About this exercise
For the entries that appear below, write out the exact text and omit the pictures.
↓↓↓
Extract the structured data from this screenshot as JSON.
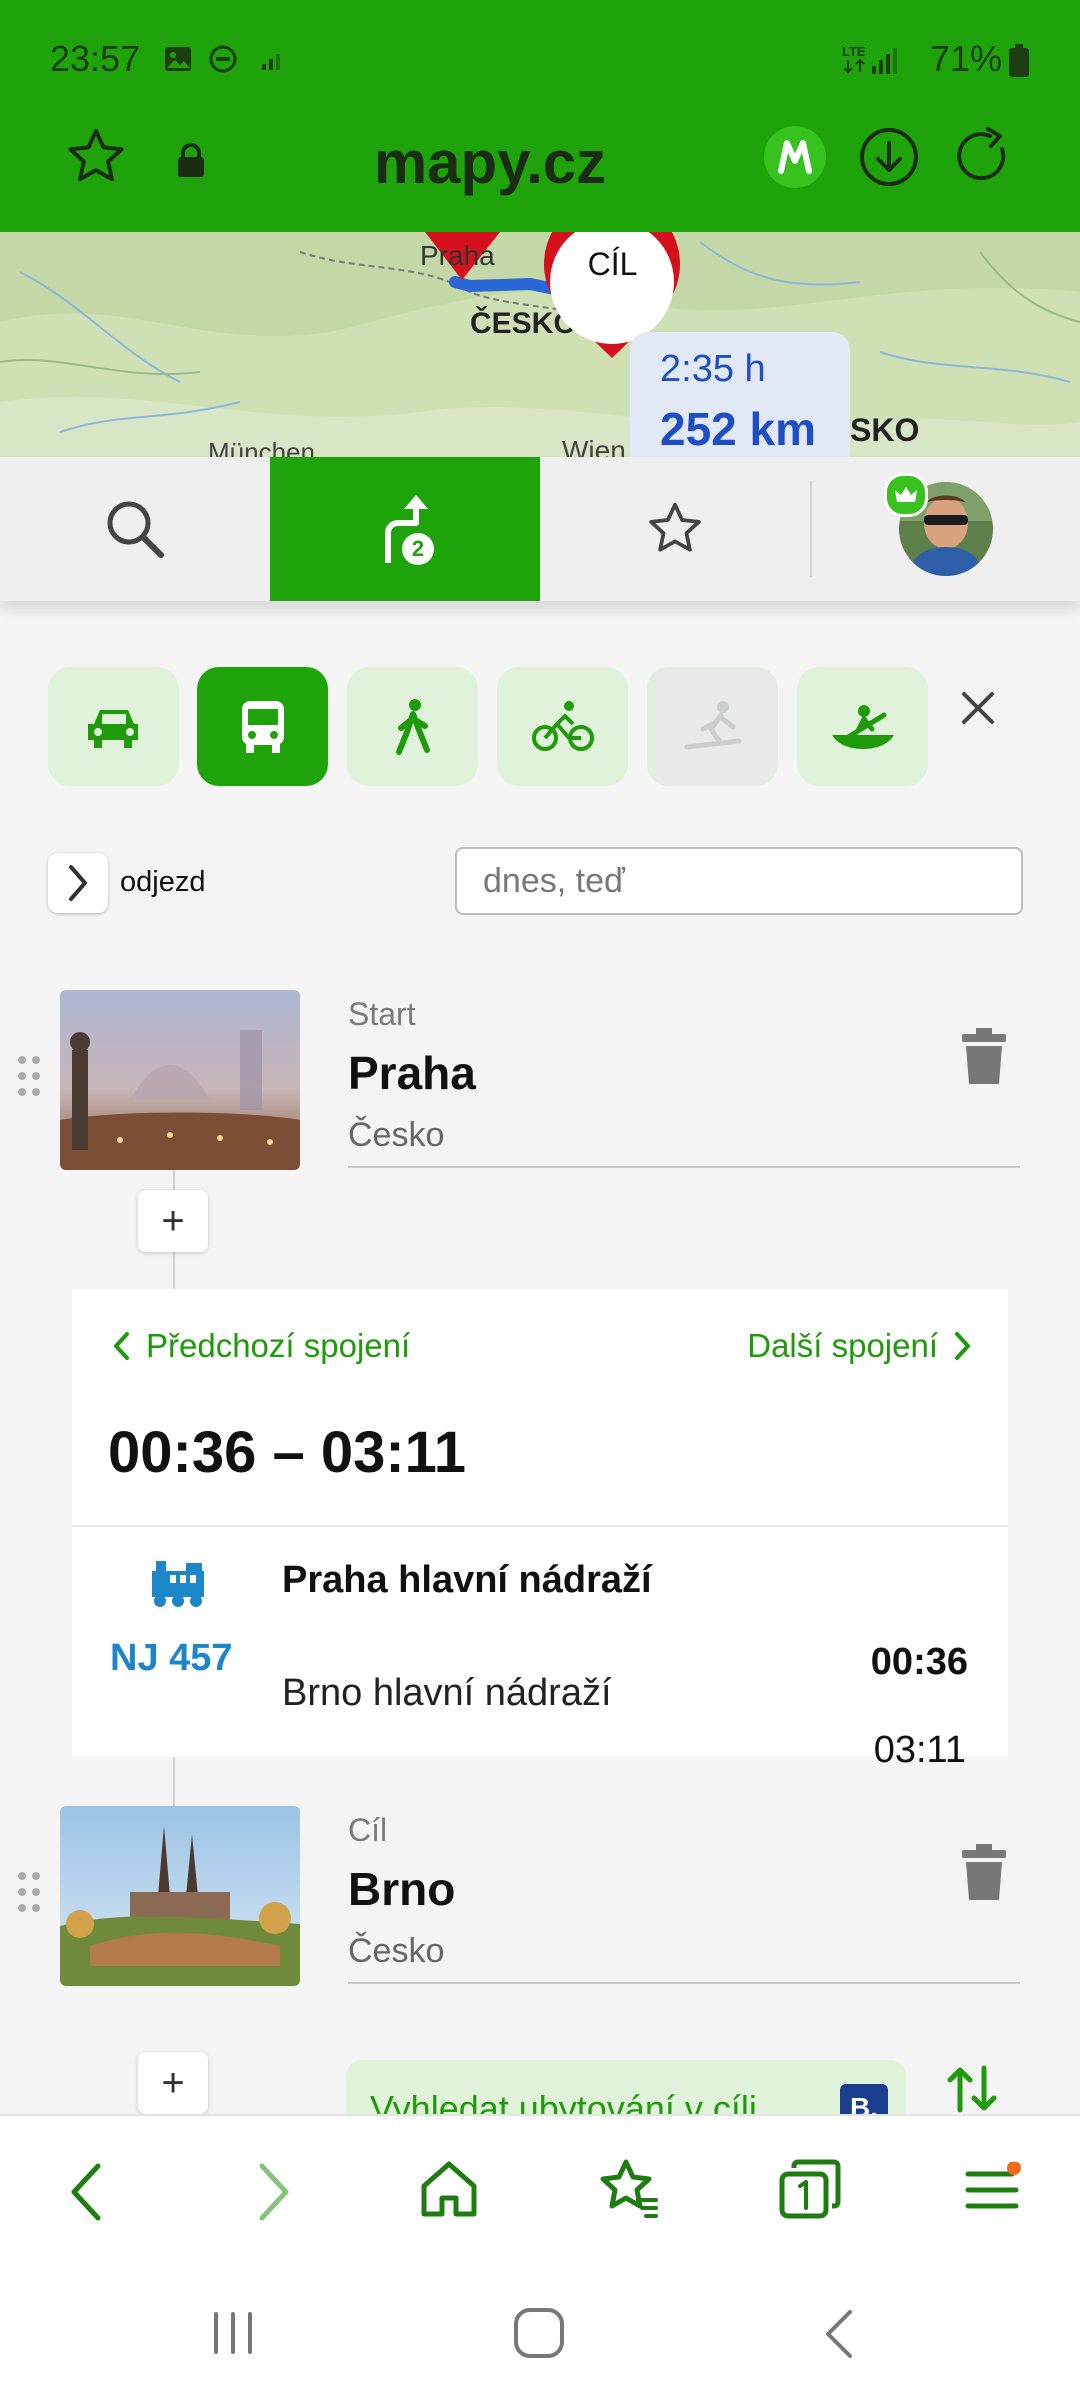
{
  "status_bar": {
    "time": "23:57",
    "battery": "71%"
  },
  "browser": {
    "url": "mapy.cz",
    "icons": [
      "star-outline-icon",
      "lock-icon",
      "mapy-m-icon",
      "download-icon",
      "reload-icon"
    ]
  },
  "map": {
    "labels": {
      "praha": "Praha",
      "cesko": "ČESKO",
      "munchen": "München",
      "wien": "Wien",
      "slovensko": "SKO"
    },
    "destination_badge": "CÍL",
    "route_duration": "2:35 h",
    "route_distance": "252 km"
  },
  "tabs": {
    "route_badge": "2",
    "items": [
      "search-icon",
      "route-icon",
      "favorites-icon",
      "profile-avatar"
    ]
  },
  "modes": [
    "car",
    "public-transport",
    "walk",
    "bike",
    "ski",
    "boat"
  ],
  "departure": {
    "label": "odjezd",
    "placeholder": "dnes, teď"
  },
  "start": {
    "kind": "Start",
    "name": "Praha",
    "country": "Česko"
  },
  "connection": {
    "prev": "Předchozí spojení",
    "next": "Další spojení",
    "time_range": "00:36 – 03:11",
    "train": "NJ 457",
    "from": "Praha hlavní nádraží",
    "to": "Brno hlavní nádraží",
    "dep_time": "00:36",
    "arr_time": "03:11"
  },
  "destination": {
    "kind": "Cíl",
    "name": "Brno",
    "country": "Česko"
  },
  "accommodation": {
    "label": "Vyhledat ubytování v cíli",
    "badge": "B."
  },
  "add_symbol": "+",
  "colors": {
    "brand_green": "#1ea40a",
    "link_green": "#1e9a0b",
    "train_blue": "#1c86c8",
    "route_blue": "#2a68d8",
    "pin_red": "#d4111c"
  }
}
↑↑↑
Finished task
Extract the structured data from this screenshot as JSON.
{
  "status_bar": {
    "time": "23:57",
    "battery": "71%"
  },
  "browser": {
    "url": "mapy.cz",
    "icons": [
      "star-outline-icon",
      "lock-icon",
      "mapy-m-icon",
      "download-icon",
      "reload-icon"
    ]
  },
  "map": {
    "labels": {
      "praha": "Praha",
      "cesko": "ČESKO",
      "munchen": "München",
      "wien": "Wien",
      "slovensko": "SKO"
    },
    "destination_badge": "CÍL",
    "route_duration": "2:35 h",
    "route_distance": "252 km"
  },
  "tabs": {
    "route_badge": "2",
    "items": [
      "search-icon",
      "route-icon",
      "favorites-icon",
      "profile-avatar"
    ]
  },
  "modes": [
    "car",
    "public-transport",
    "walk",
    "bike",
    "ski",
    "boat"
  ],
  "departure": {
    "label": "odjezd",
    "placeholder": "dnes, teď"
  },
  "start": {
    "kind": "Start",
    "name": "Praha",
    "country": "Česko"
  },
  "connection": {
    "prev": "Předchozí spojení",
    "next": "Další spojení",
    "time_range": "00:36 – 03:11",
    "train": "NJ 457",
    "from": "Praha hlavní nádraží",
    "to": "Brno hlavní nádraží",
    "dep_time": "00:36",
    "arr_time": "03:11"
  },
  "destination": {
    "kind": "Cíl",
    "name": "Brno",
    "country": "Česko"
  },
  "accommodation": {
    "label": "Vyhledat ubytování v cíli",
    "badge": "B."
  },
  "add_symbol": "+",
  "colors": {
    "brand_green": "#1ea40a",
    "link_green": "#1e9a0b",
    "train_blue": "#1c86c8",
    "route_blue": "#2a68d8",
    "pin_red": "#d4111c"
  }
}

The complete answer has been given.